Exercise input →

┌──

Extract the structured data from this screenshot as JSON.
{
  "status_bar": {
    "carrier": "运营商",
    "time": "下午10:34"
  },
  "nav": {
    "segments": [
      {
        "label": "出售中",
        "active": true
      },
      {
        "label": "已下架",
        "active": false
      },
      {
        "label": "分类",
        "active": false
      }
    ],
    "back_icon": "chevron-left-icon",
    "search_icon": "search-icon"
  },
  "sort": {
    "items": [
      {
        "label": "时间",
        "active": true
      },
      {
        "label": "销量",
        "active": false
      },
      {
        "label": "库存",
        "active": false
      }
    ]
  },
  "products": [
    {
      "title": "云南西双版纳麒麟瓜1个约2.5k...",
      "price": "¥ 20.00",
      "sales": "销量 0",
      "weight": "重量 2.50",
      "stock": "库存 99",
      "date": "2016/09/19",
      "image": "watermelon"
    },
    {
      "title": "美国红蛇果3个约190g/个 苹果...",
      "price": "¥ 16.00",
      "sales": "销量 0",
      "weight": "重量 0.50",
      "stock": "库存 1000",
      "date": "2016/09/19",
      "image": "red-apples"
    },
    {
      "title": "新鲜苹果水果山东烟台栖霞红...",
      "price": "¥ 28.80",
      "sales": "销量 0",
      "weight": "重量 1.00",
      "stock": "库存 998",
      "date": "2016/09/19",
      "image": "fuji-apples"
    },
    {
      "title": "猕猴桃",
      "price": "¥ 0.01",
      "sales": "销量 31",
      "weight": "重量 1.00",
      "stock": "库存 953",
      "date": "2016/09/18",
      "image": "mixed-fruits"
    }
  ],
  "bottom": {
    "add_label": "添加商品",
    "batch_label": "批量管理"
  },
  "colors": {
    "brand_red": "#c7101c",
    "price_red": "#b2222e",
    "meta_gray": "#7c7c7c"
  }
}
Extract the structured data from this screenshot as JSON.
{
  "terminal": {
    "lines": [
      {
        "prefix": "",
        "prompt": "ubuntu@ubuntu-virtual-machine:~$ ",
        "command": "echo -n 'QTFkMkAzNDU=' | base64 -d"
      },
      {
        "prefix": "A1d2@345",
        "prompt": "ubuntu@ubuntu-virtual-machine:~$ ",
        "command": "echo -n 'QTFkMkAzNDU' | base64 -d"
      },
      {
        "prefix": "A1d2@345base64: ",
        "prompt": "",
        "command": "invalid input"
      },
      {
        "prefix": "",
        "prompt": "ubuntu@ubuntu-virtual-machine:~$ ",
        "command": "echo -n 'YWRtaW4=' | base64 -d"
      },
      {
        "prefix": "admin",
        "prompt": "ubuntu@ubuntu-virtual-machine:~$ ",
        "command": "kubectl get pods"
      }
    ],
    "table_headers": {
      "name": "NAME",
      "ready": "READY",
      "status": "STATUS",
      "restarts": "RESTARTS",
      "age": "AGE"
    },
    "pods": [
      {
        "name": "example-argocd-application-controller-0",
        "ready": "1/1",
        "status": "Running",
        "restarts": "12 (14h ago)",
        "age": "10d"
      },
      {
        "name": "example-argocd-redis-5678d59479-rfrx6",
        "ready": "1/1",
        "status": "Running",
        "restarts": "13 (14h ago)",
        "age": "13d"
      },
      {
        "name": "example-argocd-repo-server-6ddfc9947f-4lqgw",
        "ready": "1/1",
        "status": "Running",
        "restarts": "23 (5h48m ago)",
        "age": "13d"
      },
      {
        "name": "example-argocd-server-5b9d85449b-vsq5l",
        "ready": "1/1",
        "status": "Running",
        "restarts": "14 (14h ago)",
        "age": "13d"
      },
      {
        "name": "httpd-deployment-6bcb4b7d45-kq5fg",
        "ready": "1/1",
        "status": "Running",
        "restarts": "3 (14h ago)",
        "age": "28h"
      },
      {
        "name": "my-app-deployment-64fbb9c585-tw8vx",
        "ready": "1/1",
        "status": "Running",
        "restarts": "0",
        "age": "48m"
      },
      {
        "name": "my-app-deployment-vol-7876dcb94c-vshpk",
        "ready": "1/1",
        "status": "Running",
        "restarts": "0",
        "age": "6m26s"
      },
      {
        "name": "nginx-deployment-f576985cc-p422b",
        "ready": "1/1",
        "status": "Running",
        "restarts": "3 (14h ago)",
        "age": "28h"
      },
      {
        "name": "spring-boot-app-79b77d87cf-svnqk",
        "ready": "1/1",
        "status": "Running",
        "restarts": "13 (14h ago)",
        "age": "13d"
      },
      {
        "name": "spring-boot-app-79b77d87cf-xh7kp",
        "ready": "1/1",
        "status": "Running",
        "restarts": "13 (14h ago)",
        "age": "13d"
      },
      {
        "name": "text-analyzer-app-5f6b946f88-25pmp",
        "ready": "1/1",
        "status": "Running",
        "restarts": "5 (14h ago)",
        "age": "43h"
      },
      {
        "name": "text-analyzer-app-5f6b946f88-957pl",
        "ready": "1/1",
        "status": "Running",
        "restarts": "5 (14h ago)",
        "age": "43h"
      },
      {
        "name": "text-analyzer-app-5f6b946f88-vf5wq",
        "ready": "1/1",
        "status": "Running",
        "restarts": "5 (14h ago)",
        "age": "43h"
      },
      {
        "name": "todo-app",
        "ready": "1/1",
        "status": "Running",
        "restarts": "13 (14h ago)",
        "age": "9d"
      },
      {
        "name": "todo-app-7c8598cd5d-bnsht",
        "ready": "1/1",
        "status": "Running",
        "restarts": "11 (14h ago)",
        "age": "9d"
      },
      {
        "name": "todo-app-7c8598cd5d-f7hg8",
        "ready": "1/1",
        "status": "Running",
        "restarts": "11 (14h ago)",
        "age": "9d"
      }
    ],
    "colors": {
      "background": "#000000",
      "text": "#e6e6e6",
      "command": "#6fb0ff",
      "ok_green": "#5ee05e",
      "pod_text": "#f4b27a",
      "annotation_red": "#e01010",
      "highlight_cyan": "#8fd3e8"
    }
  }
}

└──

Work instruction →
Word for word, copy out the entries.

Task output →
Extract the structured data from this screenshot as JSON.
{
  "status_bar": {
    "carrier": "运营商",
    "time": "下午10:34"
  },
  "nav": {
    "segments": [
      {
        "label": "出售中",
        "active": true
      },
      {
        "label": "已下架",
        "active": false
      },
      {
        "label": "分类",
        "active": false
      }
    ],
    "back_icon": "chevron-left-icon",
    "search_icon": "search-icon"
  },
  "sort": {
    "items": [
      {
        "label": "时间",
        "active": true
      },
      {
        "label": "销量",
        "active": false
      },
      {
        "label": "库存",
        "active": false
      }
    ]
  },
  "products": [
    {
      "title": "云南西双版纳麒麟瓜1个约2.5k...",
      "price": "¥ 20.00",
      "sales": "销量 0",
      "weight": "重量 2.50",
      "stock": "库存 99",
      "date": "2016/09/19",
      "image": "watermelon"
    },
    {
      "title": "美国红蛇果3个约190g/个 苹果...",
      "price": "¥ 16.00",
      "sales": "销量 0",
      "weight": "重量 0.50",
      "stock": "库存 1000",
      "date": "2016/09/19",
      "image": "red-apples"
    },
    {
      "title": "新鲜苹果水果山东烟台栖霞红...",
      "price": "¥ 28.80",
      "sales": "销量 0",
      "weight": "重量 1.00",
      "stock": "库存 998",
      "date": "2016/09/19",
      "image": "fuji-apples"
    },
    {
      "title": "猕猴桃",
      "price": "¥ 0.01",
      "sales": "销量 31",
      "weight": "重量 1.00",
      "stock": "库存 953",
      "date": "2016/09/18",
      "image": "mixed-fruits"
    }
  ],
  "bottom": {
    "add_label": "添加商品",
    "batch_label": "批量管理"
  },
  "colors": {
    "brand_red": "#c7101c",
    "price_red": "#b2222e",
    "meta_gray": "#7c7c7c"
  }
}
Extract the structured data from this screenshot as JSON.
{
  "terminal": {
    "lines": [
      {
        "prefix": "",
        "prompt": "ubuntu@ubuntu-virtual-machine:~$ ",
        "command": "echo -n 'QTFkMkAzNDU=' | base64 -d"
      },
      {
        "prefix": "A1d2@345",
        "prompt": "ubuntu@ubuntu-virtual-machine:~$ ",
        "command": "echo -n 'QTFkMkAzNDU' | base64 -d"
      },
      {
        "prefix": "A1d2@345base64: ",
        "prompt": "",
        "command": "invalid input"
      },
      {
        "prefix": "",
        "prompt": "ubuntu@ubuntu-virtual-machine:~$ ",
        "command": "echo -n 'YWRtaW4=' | base64 -d"
      },
      {
        "prefix": "admin",
        "prompt": "ubuntu@ubuntu-virtual-machine:~$ ",
        "command": "kubectl get pods"
      }
    ],
    "table_headers": {
      "name": "NAME",
      "ready": "READY",
      "status": "STATUS",
      "restarts": "RESTARTS",
      "age": "AGE"
    },
    "pods": [
      {
        "name": "example-argocd-application-controller-0",
        "ready": "1/1",
        "status": "Running",
        "restarts": "12 (14h ago)",
        "age": "10d"
      },
      {
        "name": "example-argocd-redis-5678d59479-rfrx6",
        "ready": "1/1",
        "status": "Running",
        "restarts": "13 (14h ago)",
        "age": "13d"
      },
      {
        "name": "example-argocd-repo-server-6ddfc9947f-4lqgw",
        "ready": "1/1",
        "status": "Running",
        "restarts": "23 (5h48m ago)",
        "age": "13d"
      },
      {
        "name": "example-argocd-server-5b9d85449b-vsq5l",
        "ready": "1/1",
        "status": "Running",
        "restarts": "14 (14h ago)",
        "age": "13d"
      },
      {
        "name": "httpd-deployment-6bcb4b7d45-kq5fg",
        "ready": "1/1",
        "status": "Running",
        "restarts": "3 (14h ago)",
        "age": "28h"
      },
      {
        "name": "my-app-deployment-64fbb9c585-tw8vx",
        "ready": "1/1",
        "status": "Running",
        "restarts": "0",
        "age": "48m"
      },
      {
        "name": "my-app-deployment-vol-7876dcb94c-vshpk",
        "ready": "1/1",
        "status": "Running",
        "restarts": "0",
        "age": "6m26s"
      },
      {
        "name": "nginx-deployment-f576985cc-p422b",
        "ready": "1/1",
        "status": "Running",
        "restarts": "3 (14h ago)",
        "age": "28h"
      },
      {
        "name": "spring-boot-app-79b77d87cf-svnqk",
        "ready": "1/1",
        "status": "Running",
        "restarts": "13 (14h ago)",
        "age": "13d"
      },
      {
        "name": "spring-boot-app-79b77d87cf-xh7kp",
        "ready": "1/1",
        "status": "Running",
        "restarts": "13 (14h ago)",
        "age": "13d"
      },
      {
        "name": "text-analyzer-app-5f6b946f88-25pmp",
        "ready": "1/1",
        "status": "Running",
        "restarts": "5 (14h ago)",
        "age": "43h"
      },
      {
        "name": "text-analyzer-app-5f6b946f88-957pl",
        "ready": "1/1",
        "status": "Running",
        "restarts": "5 (14h ago)",
        "age": "43h"
      },
      {
        "name": "text-analyzer-app-5f6b946f88-vf5wq",
        "ready": "1/1",
        "status": "Running",
        "restarts": "5 (14h ago)",
        "age": "43h"
      },
      {
        "name": "todo-app",
        "ready": "1/1",
        "status": "Running",
        "restarts": "13 (14h ago)",
        "age": "9d"
      },
      {
        "name": "todo-app-7c8598cd5d-bnsht",
        "ready": "1/1",
        "status": "Running",
        "restarts": "11 (14h ago)",
        "age": "9d"
      },
      {
        "name": "todo-app-7c8598cd5d-f7hg8",
        "ready": "1/1",
        "status": "Running",
        "restarts": "11 (14h ago)",
        "age": "9d"
      }
    ],
    "colors": {
      "background": "#000000",
      "text": "#e6e6e6",
      "command": "#6fb0ff",
      "ok_green": "#5ee05e",
      "pod_text": "#f4b27a",
      "annotation_red": "#e01010",
      "highlight_cyan": "#8fd3e8"
    }
  }
}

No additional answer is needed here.